Sed comes from the 1970s, but as so often in computing, it feels to me that its time has come again – in the era of big data a program that allows you to edit a file one line at a time – as opposed to trying to read as much of a file as possible into your computer’s memory – has come round again.
If you are sufficiently long in the tooth to have messed about with Microsoft’s edlin or any other line editor you might be forgiven for giving a hollow laugh at this point – but sed is a tool that genuinely repays the effort you have to make to learn it.
In the last few weeks I have been messing about with 220GB XML files and even the University of York’s big iron compute server cannot handle a buffered edit of a file that size – sed is the only realistic alternative (actually I thought about using my own hex editor – hexxed – which is also essentially a line editor, but a hex editor is really for messing about with binary files and I wouldn’t recommend it.
Sed has allowed me to fix errors deep inside very large files with just a few commands – eg:
LANG=C sed ‘51815253s@^.*$@<instruction address=\’004cf024\’ size=’03’ />@’ infile.xml >outfile.xml
Fixes line 51,815,253 in my file (the line identified by an XML fatal error). Earlier I had executed another line of sed to see what was wrong with that line:
LANG=C sed -n ‘51815253p’ infile.xml
(The LANG=C prefix is because the breakage involved an alien locale seemingly being injected into my file.)
Sed allows you to do much more – for instance anything you can identify through a pattern can be altered. Let’s say you have (text) documents with your old email address – firstname.lastname@example.org – and you want to change that to your new address – email@example.com …
sed ‘s/me@oldaddress\.com/me@newaddress\.com/g’ mytext.txt > newtext.txt
Then check newtext.txt for correctness before using
mv to replace the original.
But there is much, much more you can do with it.
Plus you get real cred as a Unix hacker if you know it.
Now, too many programs these days – especially anything from Redmond – go out of their way to suppress text formats. Text, after all, is resistant to the “embrace and extend” methodology – text wants to be free.
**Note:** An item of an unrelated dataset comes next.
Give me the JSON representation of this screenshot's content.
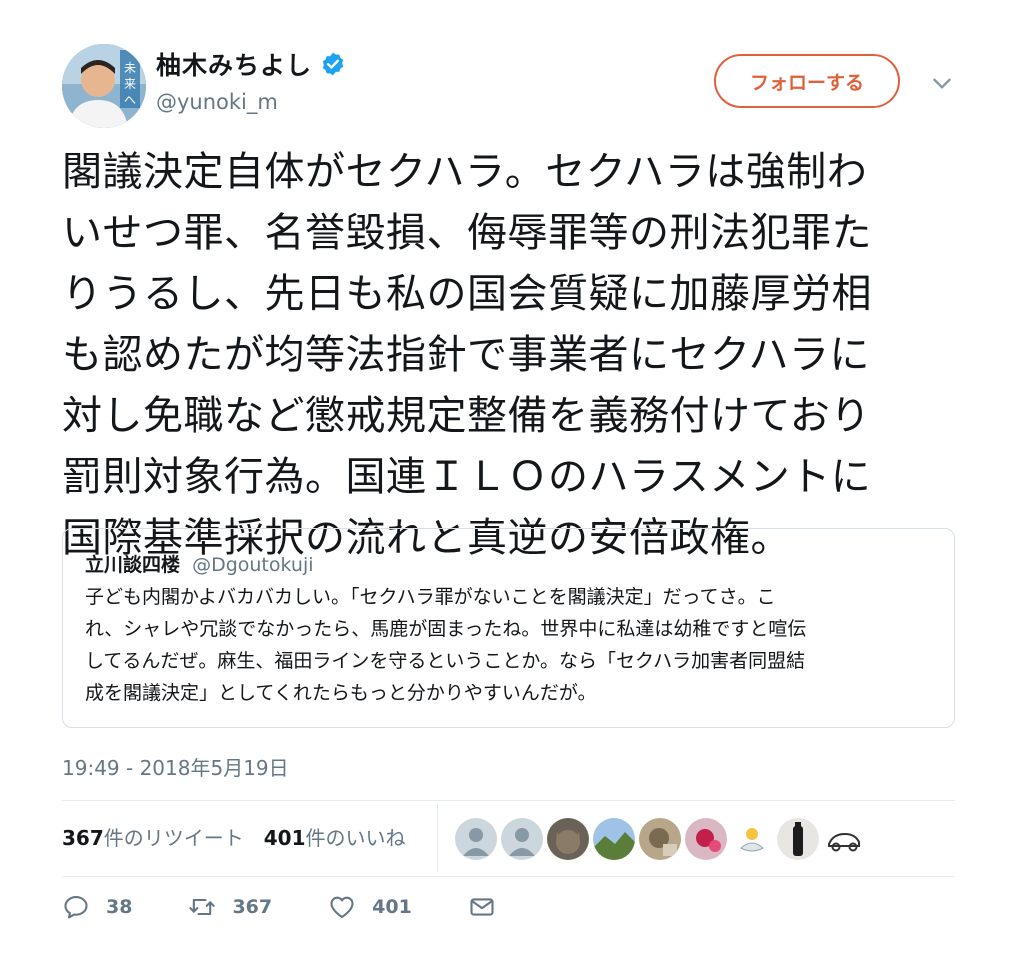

But there is plenty of it out there still.
Books that teach you about sed are not so plentiful – I have been reading an old edition of sed & awk – which seems to be out of print – though you can buy a second hand copy for less than a quid excluding postage costs. Well worth the investment, I’d say.